India adapted the samosa to its own cuisine with the addition of New and Old World plants
Replacing the meat filling with that of potato, pea, green chilli pepper and a plethora of spices
Old World Ingredients
Nutmeg and cloves are indigenous to the Maluku islands of Indonesian, being introduced to India as early as the third millennium B.C.E.
Old World Ingredients
Old World spices native to India include: amchur, ginger, cardamom, black peppercorn and certain types of cinnamon and bay leaf
They grow naturally in the rain forests throughout south Asia
Old World Ingredients
Cumin and fennel are indigenous to the Mediterranean region
The last Old World spice is coriander; its seeds are native to a large region, spanning southern Europe, northern Africa and southwest Asia
Old World Ingredients
The pea is the only main filling ingredient (excluding spices) originating in India
The Columbian Exchange
The Portuguese were among the first to reach India in 1498
They introduced the potato and the chilli pepper shortly after
New World Ingredients
The Portuguese first landed in Goa, India (1498)
Potato, green chilli peppers, and red chilli powder were added to the filling to complete the ingredient list of the Indian samosa
The addition of these ingredients illustrates the prominent European influence on the Indian samosa
During the 15th and 16th century, the Columbian Exchange brought the potato and the chilli pepper to the Old World
Regional Variation
India's rich history of cultural interactions and diverse geography has resulted in many different variations of the samosa within the country
Mughal Dynasty
North India
Larger sized samosa, often referred to as the Punjabi samosa
Filling is spicier and can include dried fruits and nuts (influenced by the Mughal Empire)
West India
The samosa is known as the shingara, which are smaller in size and often folded in a circular shape (influenced by Bangladesh)
Cauliflower, a seasonal vegetable, is often used in the filling in place of potatoes
South India
Southern India has no distinctive samosa
Variations depend on local food habits in each area
Ingredients came from both the New and Old World
The samosa did not originate in India!
Regional variation due to historical events and geography
Core Ingredient List
Filling: potato, peas, green chilli peppers
Spices: cumin, coriander, black peppercorn, fennel, nutmeg, bay leaf, cloves, cinnamon, cardamom, amchur, ginger, red chilli pepper
Dough: flour, oil, salt, water

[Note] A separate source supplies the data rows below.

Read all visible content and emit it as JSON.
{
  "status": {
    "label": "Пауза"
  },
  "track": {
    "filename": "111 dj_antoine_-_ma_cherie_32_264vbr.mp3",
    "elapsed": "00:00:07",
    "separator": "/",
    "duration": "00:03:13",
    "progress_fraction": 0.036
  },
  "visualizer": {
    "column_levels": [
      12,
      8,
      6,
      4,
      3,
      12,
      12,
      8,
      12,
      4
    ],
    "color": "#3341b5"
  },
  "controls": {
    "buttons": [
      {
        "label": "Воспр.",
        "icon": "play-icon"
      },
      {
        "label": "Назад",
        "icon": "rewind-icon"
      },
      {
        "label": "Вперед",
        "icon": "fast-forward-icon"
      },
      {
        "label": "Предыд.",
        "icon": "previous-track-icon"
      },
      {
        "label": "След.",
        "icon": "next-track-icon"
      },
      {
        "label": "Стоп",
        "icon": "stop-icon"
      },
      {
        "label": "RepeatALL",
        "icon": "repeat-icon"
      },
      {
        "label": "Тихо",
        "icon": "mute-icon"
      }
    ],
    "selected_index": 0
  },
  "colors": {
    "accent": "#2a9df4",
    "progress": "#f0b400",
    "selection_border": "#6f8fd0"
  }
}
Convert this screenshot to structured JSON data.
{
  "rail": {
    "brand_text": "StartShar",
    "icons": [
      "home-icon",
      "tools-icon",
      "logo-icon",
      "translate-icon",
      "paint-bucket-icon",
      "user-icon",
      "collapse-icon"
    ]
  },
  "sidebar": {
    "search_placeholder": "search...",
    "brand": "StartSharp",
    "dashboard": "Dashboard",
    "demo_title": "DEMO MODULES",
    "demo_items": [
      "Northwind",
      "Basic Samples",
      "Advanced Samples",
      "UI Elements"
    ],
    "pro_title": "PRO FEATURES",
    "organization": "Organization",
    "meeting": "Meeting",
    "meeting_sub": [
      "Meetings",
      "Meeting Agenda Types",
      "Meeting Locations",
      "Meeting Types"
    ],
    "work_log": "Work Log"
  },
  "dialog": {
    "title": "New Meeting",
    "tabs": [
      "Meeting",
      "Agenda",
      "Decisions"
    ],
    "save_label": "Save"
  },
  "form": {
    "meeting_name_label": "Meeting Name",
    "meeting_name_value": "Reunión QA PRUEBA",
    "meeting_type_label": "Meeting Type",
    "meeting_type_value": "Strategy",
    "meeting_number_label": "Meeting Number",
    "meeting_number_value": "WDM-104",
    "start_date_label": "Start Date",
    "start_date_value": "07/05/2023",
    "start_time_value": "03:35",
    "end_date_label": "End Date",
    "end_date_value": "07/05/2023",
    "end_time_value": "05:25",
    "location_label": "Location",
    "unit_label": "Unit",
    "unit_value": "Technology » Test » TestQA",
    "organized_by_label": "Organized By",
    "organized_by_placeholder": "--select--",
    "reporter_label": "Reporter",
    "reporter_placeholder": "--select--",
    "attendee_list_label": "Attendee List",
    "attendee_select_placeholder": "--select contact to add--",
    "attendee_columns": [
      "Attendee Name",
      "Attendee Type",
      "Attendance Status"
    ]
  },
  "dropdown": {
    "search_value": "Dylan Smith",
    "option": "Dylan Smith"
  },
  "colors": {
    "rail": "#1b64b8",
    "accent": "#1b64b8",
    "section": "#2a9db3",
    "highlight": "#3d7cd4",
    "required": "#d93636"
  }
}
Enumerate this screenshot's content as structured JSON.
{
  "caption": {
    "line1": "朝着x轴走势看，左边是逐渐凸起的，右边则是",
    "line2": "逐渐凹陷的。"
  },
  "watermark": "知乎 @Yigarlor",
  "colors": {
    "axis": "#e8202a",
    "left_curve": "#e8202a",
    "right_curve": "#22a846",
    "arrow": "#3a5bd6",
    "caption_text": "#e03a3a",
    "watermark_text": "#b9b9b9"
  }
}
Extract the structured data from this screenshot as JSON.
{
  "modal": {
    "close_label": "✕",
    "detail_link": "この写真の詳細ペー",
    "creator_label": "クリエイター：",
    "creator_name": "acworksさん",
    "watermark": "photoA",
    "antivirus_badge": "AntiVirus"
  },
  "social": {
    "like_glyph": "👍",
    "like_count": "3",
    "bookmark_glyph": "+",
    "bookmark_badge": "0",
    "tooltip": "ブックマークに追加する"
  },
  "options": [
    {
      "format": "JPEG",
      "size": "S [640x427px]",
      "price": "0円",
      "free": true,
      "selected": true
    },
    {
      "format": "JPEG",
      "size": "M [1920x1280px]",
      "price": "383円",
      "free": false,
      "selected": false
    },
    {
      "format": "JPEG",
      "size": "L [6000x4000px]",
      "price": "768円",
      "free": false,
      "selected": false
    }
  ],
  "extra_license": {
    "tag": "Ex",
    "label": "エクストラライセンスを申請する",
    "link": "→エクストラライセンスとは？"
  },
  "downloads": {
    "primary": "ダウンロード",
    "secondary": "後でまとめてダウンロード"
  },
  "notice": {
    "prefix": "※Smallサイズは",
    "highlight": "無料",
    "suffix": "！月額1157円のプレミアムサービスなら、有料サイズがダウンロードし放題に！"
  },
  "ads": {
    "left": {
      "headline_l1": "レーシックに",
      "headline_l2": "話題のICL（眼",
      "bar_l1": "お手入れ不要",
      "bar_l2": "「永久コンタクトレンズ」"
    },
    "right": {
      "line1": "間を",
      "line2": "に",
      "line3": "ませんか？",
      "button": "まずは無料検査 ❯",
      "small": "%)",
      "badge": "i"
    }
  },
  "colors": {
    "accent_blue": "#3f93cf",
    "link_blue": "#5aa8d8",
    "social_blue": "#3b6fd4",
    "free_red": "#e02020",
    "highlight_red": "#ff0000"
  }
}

Thanks for reading!
The samosa is truly a symbol of the story of India - the humble product cultural interactions that shaped this diverse country into what it is today
Indian Samosa
Full transcript